Thanks to a staggering 65 goals in the 2007-08 season, Alexander Ovechkin won the scoring title with 112 points. Headlined by only 15 goals through 46 games this year, however, OV’s production in both points and goals has dropped each season since his Art Ross campaign. What changed? For one, defenders are stepping up on the former league MVP and not allowing him to use them as a screen. Opponents are also tightening their backcheck, stripping Ovechkin of time and space. By forcing him to abandon his feared wrist shot, opponents have largely neutralized the Russian forward this season. The ‘Great 8′ has not adjusted and, as a result, is on pace for his lowest point total ever.
Last year’s Art Ross winner, Henrik Sedin, won the award with only 29 goals. Even with four more games played, Sedin’s 9 goals this year have him sitting 11 points behind Crosby for the scoring lead. Less than a year after his finest frame as a professional, Sedin’s impact is being felt less by Western Conference foes. Do not expect the Swedish twin to win another scoring title until he becomes a legitimate scoring threat.

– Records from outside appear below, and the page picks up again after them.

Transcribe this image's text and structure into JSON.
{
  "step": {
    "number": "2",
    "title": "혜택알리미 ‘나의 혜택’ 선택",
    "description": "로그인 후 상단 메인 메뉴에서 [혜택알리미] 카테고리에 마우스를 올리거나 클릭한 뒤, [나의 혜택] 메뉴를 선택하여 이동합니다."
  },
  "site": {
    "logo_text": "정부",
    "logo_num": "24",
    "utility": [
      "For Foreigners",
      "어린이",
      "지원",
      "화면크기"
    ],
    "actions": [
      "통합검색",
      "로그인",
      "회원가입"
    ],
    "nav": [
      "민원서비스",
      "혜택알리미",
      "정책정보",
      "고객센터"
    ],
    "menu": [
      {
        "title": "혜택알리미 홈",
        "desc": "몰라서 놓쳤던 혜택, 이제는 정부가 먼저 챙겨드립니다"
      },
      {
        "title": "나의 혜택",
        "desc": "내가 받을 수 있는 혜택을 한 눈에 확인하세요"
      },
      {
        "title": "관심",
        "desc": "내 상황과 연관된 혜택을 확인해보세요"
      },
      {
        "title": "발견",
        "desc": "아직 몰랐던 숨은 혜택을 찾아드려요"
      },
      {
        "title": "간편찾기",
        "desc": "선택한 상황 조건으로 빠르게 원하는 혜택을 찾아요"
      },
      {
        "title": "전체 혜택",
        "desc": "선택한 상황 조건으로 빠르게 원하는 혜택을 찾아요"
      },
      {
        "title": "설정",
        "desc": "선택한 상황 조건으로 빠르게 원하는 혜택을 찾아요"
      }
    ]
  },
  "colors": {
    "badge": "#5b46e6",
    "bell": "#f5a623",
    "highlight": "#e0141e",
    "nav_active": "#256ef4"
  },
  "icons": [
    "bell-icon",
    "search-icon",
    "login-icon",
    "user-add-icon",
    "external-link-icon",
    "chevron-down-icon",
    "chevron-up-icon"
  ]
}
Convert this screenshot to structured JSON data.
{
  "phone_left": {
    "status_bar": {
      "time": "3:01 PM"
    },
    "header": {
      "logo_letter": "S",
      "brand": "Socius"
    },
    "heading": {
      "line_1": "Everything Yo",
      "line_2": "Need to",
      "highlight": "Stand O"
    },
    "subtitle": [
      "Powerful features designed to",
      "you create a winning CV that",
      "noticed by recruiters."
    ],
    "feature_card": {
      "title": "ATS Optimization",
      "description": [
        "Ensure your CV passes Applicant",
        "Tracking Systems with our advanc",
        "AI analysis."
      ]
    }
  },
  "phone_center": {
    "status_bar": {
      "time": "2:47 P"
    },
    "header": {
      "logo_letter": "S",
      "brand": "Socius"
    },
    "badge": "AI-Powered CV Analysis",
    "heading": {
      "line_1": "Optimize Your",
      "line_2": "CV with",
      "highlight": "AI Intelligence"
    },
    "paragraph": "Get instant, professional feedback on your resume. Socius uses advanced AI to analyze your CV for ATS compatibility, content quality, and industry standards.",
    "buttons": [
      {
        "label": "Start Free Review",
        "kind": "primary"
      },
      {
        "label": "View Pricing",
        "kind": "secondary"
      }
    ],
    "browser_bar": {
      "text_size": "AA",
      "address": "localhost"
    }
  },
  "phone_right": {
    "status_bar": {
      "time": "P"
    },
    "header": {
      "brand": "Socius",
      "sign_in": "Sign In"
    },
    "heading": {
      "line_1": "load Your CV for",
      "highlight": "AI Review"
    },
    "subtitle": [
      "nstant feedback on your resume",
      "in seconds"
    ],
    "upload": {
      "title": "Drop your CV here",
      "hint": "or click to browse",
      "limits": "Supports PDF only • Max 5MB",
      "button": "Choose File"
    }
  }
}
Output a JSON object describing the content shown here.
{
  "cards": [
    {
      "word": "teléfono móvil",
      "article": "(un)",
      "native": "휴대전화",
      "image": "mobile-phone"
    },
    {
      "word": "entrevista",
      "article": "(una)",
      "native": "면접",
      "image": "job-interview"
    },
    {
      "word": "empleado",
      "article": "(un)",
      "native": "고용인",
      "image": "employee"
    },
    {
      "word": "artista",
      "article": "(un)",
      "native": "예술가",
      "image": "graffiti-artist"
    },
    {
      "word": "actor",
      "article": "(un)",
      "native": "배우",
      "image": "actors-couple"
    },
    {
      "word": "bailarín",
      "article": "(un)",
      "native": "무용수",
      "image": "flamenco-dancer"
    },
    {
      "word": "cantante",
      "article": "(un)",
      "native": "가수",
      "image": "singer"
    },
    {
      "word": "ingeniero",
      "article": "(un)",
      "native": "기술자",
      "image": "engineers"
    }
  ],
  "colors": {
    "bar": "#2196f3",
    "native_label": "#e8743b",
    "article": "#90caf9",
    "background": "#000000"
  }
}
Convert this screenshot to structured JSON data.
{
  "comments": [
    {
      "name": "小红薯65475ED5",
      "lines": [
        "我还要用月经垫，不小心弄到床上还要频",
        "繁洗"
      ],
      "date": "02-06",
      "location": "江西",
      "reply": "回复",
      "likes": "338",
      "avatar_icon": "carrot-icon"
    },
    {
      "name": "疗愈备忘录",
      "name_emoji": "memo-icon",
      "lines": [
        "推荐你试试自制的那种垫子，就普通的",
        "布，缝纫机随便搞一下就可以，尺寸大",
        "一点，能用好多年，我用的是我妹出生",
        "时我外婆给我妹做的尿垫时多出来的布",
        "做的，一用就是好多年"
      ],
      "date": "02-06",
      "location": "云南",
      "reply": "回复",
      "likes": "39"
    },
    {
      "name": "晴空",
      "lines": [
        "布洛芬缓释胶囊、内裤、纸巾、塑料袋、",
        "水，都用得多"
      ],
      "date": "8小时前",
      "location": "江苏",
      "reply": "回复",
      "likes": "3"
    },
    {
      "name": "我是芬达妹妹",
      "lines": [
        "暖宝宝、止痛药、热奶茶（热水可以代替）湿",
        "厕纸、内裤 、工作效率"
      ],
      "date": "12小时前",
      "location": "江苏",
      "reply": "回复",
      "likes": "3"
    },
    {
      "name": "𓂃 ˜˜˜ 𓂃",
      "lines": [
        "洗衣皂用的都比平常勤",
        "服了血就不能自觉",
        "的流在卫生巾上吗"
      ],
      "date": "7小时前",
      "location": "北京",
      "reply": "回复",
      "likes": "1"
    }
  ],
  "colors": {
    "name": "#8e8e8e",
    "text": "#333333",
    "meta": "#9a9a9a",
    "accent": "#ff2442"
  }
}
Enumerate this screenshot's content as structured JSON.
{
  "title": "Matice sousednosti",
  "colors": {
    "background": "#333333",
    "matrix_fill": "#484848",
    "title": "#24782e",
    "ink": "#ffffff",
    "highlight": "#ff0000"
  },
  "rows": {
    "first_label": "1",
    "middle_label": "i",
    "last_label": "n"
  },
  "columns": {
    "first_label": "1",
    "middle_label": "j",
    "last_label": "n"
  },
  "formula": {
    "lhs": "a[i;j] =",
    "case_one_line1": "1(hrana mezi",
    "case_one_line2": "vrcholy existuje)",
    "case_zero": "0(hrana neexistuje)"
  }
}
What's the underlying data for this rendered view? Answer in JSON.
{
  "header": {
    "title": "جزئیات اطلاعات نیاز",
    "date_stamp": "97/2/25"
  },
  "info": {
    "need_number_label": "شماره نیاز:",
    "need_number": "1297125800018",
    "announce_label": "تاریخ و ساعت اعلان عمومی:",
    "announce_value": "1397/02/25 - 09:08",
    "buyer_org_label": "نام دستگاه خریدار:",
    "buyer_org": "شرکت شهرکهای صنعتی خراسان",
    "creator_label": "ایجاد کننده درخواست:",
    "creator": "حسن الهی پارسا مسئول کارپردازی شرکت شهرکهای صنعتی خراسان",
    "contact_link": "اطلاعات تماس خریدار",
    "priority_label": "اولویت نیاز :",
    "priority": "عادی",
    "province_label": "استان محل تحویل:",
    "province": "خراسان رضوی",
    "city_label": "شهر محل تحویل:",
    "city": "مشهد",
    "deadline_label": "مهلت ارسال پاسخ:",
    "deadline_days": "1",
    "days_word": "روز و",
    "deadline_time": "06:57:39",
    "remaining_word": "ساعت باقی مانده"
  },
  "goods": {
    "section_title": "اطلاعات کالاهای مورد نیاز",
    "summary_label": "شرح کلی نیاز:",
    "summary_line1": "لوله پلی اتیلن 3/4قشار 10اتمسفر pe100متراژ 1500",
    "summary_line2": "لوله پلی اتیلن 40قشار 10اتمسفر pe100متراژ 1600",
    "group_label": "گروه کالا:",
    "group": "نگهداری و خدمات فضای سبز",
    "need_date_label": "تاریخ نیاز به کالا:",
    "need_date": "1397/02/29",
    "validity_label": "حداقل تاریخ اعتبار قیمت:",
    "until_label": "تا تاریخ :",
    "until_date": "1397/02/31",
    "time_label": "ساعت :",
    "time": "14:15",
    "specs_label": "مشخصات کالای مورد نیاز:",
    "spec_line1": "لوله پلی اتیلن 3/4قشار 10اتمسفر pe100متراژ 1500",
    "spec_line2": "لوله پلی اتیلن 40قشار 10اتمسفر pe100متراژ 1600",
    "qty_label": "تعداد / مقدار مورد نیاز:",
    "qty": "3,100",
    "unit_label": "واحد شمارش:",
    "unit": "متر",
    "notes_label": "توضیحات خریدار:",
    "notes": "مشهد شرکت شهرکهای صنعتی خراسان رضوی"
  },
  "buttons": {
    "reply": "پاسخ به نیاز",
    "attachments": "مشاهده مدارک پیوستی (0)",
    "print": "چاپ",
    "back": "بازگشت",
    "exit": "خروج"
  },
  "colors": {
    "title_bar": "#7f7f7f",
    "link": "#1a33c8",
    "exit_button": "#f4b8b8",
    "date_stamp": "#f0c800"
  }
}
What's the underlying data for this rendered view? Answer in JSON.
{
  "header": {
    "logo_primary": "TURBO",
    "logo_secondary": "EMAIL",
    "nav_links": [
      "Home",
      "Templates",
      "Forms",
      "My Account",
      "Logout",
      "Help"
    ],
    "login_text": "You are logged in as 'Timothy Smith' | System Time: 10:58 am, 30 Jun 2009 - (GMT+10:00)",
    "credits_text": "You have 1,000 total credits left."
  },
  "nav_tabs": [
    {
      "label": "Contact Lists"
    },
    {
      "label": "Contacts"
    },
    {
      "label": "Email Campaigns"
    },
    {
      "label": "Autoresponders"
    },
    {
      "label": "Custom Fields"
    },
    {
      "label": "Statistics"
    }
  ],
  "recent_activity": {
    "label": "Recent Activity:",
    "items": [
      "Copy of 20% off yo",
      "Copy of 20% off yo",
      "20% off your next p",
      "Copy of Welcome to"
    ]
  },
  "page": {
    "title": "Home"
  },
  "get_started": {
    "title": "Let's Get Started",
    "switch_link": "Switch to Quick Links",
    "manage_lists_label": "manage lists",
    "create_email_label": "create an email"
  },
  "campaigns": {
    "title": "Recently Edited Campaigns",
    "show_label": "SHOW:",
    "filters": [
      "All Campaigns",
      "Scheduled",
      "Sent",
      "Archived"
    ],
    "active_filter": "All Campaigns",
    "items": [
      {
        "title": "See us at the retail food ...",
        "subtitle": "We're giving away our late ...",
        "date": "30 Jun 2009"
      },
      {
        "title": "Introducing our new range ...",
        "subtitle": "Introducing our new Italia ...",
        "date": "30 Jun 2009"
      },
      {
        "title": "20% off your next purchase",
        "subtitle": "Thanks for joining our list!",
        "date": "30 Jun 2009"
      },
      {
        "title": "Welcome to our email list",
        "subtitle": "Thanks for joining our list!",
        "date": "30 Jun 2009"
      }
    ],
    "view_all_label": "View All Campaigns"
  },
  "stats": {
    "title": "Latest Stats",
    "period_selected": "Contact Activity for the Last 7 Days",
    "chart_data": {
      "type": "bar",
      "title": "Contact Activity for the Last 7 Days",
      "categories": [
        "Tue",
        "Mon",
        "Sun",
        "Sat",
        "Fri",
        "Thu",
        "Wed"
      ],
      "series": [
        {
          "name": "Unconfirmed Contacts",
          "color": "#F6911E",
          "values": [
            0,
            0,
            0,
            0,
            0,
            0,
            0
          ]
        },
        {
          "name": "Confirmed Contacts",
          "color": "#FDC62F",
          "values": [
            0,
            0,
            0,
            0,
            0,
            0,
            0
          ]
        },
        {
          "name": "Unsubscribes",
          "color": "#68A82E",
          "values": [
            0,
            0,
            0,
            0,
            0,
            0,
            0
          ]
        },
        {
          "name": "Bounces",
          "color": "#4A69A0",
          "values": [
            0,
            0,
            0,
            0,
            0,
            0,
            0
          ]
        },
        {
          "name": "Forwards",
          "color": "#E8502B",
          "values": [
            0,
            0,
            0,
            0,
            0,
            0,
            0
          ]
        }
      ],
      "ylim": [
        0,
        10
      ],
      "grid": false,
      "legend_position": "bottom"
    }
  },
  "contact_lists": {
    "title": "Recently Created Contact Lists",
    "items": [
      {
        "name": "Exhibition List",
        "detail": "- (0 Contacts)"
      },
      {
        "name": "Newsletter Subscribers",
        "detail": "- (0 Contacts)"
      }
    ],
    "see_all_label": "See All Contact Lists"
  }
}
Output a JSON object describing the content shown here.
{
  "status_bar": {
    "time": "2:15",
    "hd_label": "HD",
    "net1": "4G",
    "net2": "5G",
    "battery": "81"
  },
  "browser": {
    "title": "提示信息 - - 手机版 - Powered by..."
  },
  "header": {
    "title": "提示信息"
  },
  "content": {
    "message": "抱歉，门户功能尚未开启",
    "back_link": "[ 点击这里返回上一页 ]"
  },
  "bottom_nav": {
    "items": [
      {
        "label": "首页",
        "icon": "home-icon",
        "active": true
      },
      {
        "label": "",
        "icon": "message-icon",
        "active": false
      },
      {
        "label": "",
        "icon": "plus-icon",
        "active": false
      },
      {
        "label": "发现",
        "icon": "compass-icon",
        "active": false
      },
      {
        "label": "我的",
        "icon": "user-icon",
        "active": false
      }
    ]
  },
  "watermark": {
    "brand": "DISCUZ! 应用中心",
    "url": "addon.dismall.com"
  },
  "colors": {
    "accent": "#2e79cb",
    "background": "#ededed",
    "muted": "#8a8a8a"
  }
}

Of the last four scoring champions, only one has transformed his game enough to become even more dangerous. Recognized as set-up man and dirty goal scorer early in his career, Sidney Crosby has now become the most potent offensive player in the game. He has developed his long range shot as well as his deflection skills to become not only the best passer in the NHL but possibly the best scorer as well. After finishing with 84 assists in 2006-07, Crosby won the Rocket Richard trophy as the league’s top goal scorer last season. Crosby is the only player over the last decade to both tally 80+ assists in a season and lead the league in goals in a season. He has adapted his game and is the best player on earth because of it.
Finally, consider Malkin’s Art Ross winning season. In 2008-09 he scored 113 points during the regular season. As with Ovechkin, Malkin also posted career lows in goals and points since his scoring title. It’s taken Geno a full 1.5 seasons to match the 113 he put up that year. Defenders are keeping space between themselves and Malkin, forcing him into the backcheck or going wide around them. Betraying a sense of frustration and impatience, the Penguins forward consistently skates into crowds or tries one move too many in a desperate attempt to ignite himself and his team.
There is a solution to Malkin’s problems, though, and it’s a simple one: become more dynamic.
Geno rarely scores a dirty goal or sets up his point men, and, speaking of the point, when was the last time Malkin deflected a slap shot from the blueline? Adjustments like these would go a long way toward providing Geno the most valuable asset in hockey: unpredictability. The NHL is too good now for players to never change their game. Just ask Ovechkin, Sedin, or even Steven Stamkos. The Tampa Bay Lightning power-play sniper has recorded only four man-advantage goals since November 20. Think teams are learning how to defend him?
The bottom line is that Malkin is still a defensive force and has the skill to score anytime he touches the puck. Talent-wise, there is no better player on the Penguins. Until he adapts his game, however, and becomes a more versatile, intelligent player he will continue to struggle.